The Big Bus is one of several companies that operates open-topped double decker busses that haul tourists around the city, while a tour guide shares details about various historic landmarks or notable events. During the day, you can hop on and off the bus at certain locations, but in the evening it’s a two-hour loop that starts and ends in Times Square.

We were excited to get good seats! And also to be sitting down.

I put the rest of the pics into a gallery, which hopefully makes viewing easier. Also, I didn’t remember all the names of the buildings, so if I wrongly identified something and you notice, please let me know and I’ll fix it. Also-also, pardon the blurriness and general lack of artistic quality to many of these. It was dark and we were in a moving bus, so it was not that easy to get decent pics. 🙂

Next up – the 9/11 Memorial

New York, New York – The Intrepid 

Dave and I had Friday off, so we decided to make good use of the extra day and take a trip into the city. It’s only two hours away from us by train. It’s kind of silly that we don’t go more often. We’re going to make an attempt to visit regularly from now on.

We did a lot of things while we were there, and took a ton of pictures, so I’m going to break up the posts by location.  Our first stop was the Intrepid Sea, Air and Space museum.

But first, we found a little Brazillian restaurant called Rice and Beans, which was where we had lunch.

Dave loves rice and beans!


Then it was on to the Intrepid, which is an aircraft carrier that fought in WWII, the Cold War and Vietnam.

My dad said it looks like Dave is pulling the Intrepid in this picture. 


A lego model of the Intrepid


I’m gonna assume this warning is now irrelevant.

We also went in the USS Growler, which is a 50’s-era cruise missile submarine.


Leave it to me to smash my kneecap while attempting to climb through this doorway.


I call dibs on the top bunk. I would hyperventilate to death on the bottom.


What happens if I press this button?


Ok, I don’t want the top on this set of beds. Or any of them, really.


No lie, there were more beds next to this.



Anyone for a game of checkers to avoid contemplating death in this sardine can 2,000 leagues under the sea?

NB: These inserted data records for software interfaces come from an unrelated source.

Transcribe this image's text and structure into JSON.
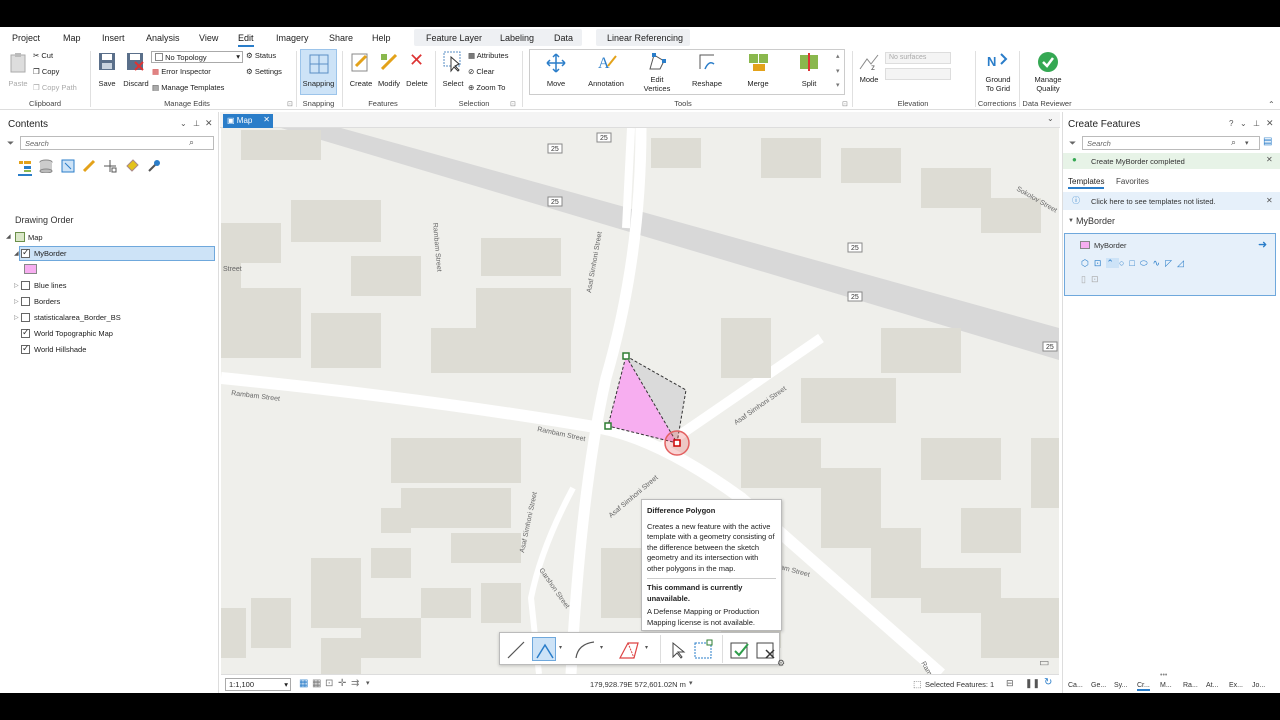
{
  "menu": {
    "tabs": [
      "Project",
      "Map",
      "Insert",
      "Analysis",
      "View",
      "Edit",
      "Imagery",
      "Share",
      "Help"
    ],
    "context_tabs": [
      "Feature Layer",
      "Labeling",
      "Data"
    ],
    "linear_referencing": "Linear Referencing"
  },
  "ribbon": {
    "clipboard": {
      "paste": "Paste",
      "cut": "Cut",
      "copy": "Copy",
      "copy_path": "Copy Path",
      "label": "Clipboard"
    },
    "manage_edits": {
      "save": "Save",
      "discard": "Discard",
      "topology": "No Topology",
      "status": "Status",
      "error_inspector": "Error Inspector",
      "settings": "Settings",
      "manage_templates": "Manage Templates",
      "label": "Manage Edits"
    },
    "snapping": {
      "button": "Snapping",
      "label": "Snapping"
    },
    "features": {
      "create": "Create",
      "modify": "Modify",
      "delete": "Delete",
      "label": "Features"
    },
    "selection": {
      "select": "Select",
      "attributes": "Attributes",
      "clear": "Clear",
      "zoom_to": "Zoom To",
      "label": "Selection"
    },
    "tools": {
      "move": "Move",
      "annotation": "Annotation",
      "edit_vertices_1": "Edit",
      "edit_vertices_2": "Vertices",
      "reshape": "Reshape",
      "merge": "Merge",
      "split": "Split",
      "label": "Tools"
    },
    "elevation": {
      "mode": "Mode",
      "surfaces": "No surfaces",
      "label": "Elevation"
    },
    "corrections": {
      "ground_1": "Ground",
      "ground_2": "To Grid",
      "label": "Corrections"
    },
    "data_reviewer": {
      "manage_1": "Manage",
      "manage_2": "Quality",
      "label": "Data Reviewer"
    }
  },
  "contents": {
    "title": "Contents",
    "search_placeholder": "Search",
    "drawing_order": "Drawing Order",
    "map": "Map",
    "layers": [
      {
        "name": "MyBorder",
        "checked": true,
        "selected": true
      },
      {
        "name": "Blue lines",
        "checked": false
      },
      {
        "name": "Borders",
        "checked": false
      },
      {
        "name": "statisticalarea_Border_BS",
        "checked": false
      },
      {
        "name": "World Topographic Map",
        "checked": true
      },
      {
        "name": "World Hillshade",
        "checked": true
      }
    ],
    "swatch_color": "#f7aef0"
  },
  "map_tab": {
    "label": "Map"
  },
  "map": {
    "streets": {
      "rambam_1": "Rambam Street",
      "rambam_2": "Rambam Street",
      "rambam_3": "Rambam Street",
      "asaf_1": "Asaf Simhoni Street",
      "asaf_2": "Asaf Simhoni Street",
      "asaf_3": "Asaf Simhoni Street",
      "asaf_4": "Asaf Simhoni Street",
      "bam_street": "bam Street",
      "street_left": "Street",
      "sokolov": "Sokolov Street",
      "garshon": "Garshon Street",
      "ram": "Ram"
    },
    "shields": [
      "25",
      "25",
      "25",
      "25",
      "25",
      "25"
    ],
    "polygon_fill": "#f7aef0"
  },
  "tooltip": {
    "title": "Difference Polygon",
    "body": "Creates a new feature with the active template with a geometry consisting of the difference between the sketch geometry and its intersection with other polygons in the map.",
    "unavailable": "This command is currently unavailable.",
    "reason": "A Defense Mapping or Production Mapping license is not available."
  },
  "status": {
    "scale": "1:1,100",
    "coords": "179,928.79E 572,601.02N m",
    "selected": "Selected Features: 1"
  },
  "create_features": {
    "title": "Create Features",
    "question": "?",
    "search_placeholder": "Search",
    "message": "Create MyBorder completed",
    "tab_templates": "Templates",
    "tab_favorites": "Favorites",
    "info": "Click here to see templates not listed.",
    "group": "MyBorder",
    "template": "MyBorder"
  },
  "bottom_tabs": [
    "Ca...",
    "Ge...",
    "Sy...",
    "Cr...",
    "M...",
    "Ra...",
    "At...",
    "Ex...",
    "Jo..."
  ]
}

The Intrepid also has a Space component, but we were too cheap to pay for that part. Although now that I look at the website, I see that it looks pretty cool. Maybe next time.

NEXT UP- we go on a night time bus tour of the Big Apple!